#### WHAT IS EXPECTED:
The answer must be every line below that holds the word "object".

#### EXTRACTED MATERIAL:
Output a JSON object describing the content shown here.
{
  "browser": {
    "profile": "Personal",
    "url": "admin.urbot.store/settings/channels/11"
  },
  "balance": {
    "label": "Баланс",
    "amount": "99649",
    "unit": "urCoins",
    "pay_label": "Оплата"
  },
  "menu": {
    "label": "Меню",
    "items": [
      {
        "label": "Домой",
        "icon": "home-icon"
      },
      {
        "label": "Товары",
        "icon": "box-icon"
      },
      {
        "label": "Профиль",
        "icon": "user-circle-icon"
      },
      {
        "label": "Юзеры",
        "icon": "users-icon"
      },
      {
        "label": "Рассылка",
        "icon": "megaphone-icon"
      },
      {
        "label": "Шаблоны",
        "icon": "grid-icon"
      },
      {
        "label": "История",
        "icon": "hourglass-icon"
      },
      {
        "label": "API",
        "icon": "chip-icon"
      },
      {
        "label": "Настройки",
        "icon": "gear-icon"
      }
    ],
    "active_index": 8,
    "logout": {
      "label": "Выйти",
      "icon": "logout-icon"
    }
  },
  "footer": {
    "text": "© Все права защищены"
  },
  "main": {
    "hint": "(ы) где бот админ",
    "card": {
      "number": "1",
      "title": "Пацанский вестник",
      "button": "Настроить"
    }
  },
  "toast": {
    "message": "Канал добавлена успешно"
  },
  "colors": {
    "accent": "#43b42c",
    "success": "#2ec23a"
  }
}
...
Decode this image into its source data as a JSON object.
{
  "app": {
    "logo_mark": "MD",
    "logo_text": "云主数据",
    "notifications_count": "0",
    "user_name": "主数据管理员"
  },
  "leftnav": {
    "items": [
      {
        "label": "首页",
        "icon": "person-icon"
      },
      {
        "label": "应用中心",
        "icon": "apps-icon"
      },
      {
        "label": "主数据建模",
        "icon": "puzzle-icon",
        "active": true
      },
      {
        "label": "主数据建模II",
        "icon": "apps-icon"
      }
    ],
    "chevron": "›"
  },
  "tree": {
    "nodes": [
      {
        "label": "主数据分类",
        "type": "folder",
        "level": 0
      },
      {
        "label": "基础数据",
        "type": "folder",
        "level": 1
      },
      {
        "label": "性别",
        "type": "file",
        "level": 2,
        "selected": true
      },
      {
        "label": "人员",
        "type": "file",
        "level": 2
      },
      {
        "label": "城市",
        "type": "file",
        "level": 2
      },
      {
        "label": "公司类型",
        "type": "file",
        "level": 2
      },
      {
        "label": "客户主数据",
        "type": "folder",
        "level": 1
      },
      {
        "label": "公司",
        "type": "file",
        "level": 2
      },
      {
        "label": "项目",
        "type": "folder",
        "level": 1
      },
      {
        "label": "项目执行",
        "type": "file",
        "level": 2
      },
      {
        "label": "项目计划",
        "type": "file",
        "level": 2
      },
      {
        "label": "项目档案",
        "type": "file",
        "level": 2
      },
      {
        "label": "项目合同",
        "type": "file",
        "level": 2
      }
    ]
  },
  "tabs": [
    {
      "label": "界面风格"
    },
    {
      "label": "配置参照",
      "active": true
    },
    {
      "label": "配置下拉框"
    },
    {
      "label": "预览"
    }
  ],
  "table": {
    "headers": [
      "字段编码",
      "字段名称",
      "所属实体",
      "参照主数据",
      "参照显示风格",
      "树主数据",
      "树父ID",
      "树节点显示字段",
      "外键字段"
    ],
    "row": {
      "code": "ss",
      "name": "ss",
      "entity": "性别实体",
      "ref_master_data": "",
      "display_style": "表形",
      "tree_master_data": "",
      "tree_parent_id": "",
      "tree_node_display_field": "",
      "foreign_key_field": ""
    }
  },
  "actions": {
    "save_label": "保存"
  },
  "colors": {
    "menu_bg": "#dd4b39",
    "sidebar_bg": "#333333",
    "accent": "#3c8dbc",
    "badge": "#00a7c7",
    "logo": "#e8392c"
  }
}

#### OUTPUT BELOW:
Output a JSON object describing the content shown here.
Decode this image into its source data as a JSON object.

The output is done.